Carlyle Thayer, a Vietnam expert at the University of New South Wales, said the inclusion of businessmen in the national assembly followed the Party’s decision to allow entrepreneurs into its ranks and even install some on its policy-making Central Committee at a congress in January. “The National Assembly seems to be following that theme of getting people with practical experience that are safe into the National Assembly to add their expertise to the process,” he said.
But it may be a while before everyone’s comfortable with the arrangements. Nguyen Si Dung, deputy director of the National Assembly Office, told reporters there was some concern about conflict of interest with regard to businesspeople now participating in the heretofore rubber stamp parliament. He called for a code of conduct that would prohibit business owners from lobbying or voting for any law that relates to their business interests, such as the law on corporate tax. Businessmen also shouldn’t join the economic committee, he said.
Other demographic targets were missed. Seventy-eight people from ethic minority groups were elected, 12 fewer than targeted; 122 women won seats, 28 below target and 1.36 percent fewer than in the outgoing parliament; 62 people under the age of 40 were elected, eight under target and 1.39 percent lower than last time.
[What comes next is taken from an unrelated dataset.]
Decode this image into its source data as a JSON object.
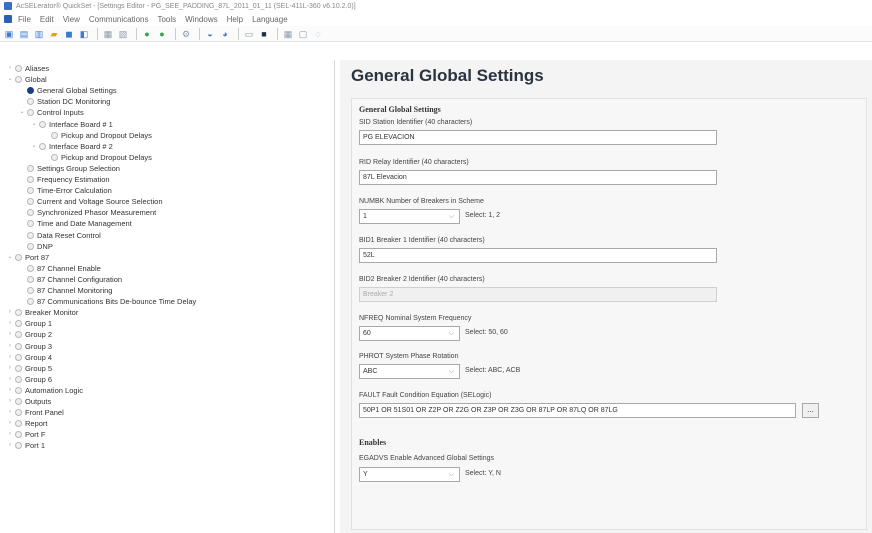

Finally, 42 non-party members won seats, which missed a 10 percent target.
On the political front there were some surprises. Fifteen out of 182 candidates nominated by central government or party organs were not elected, including a member of the party’s central committee, Le Thi Thu Ba. Ba is a National Assembly incumbent and chair of the judicial committee. It was unclear exactly why she was dumped.
Thayer said that in past elections there had been about half as many central candidates who didn’t make it.
“It tells us that however contrived these elections are political scientists and observers still have to explain the variance and it seems to me that there’s an element of choice by the people,” he said.
In a shift from the 2007 poll, the entire 14-member Politburo were elected this time. Thayer said this was orchestrated to give them more “credibility” as leaders, even though they were not elected by the entire nation but by small electoral districts of their choosing.
“And so the Vietnamese can have their cake and eat it too,” Thayer said.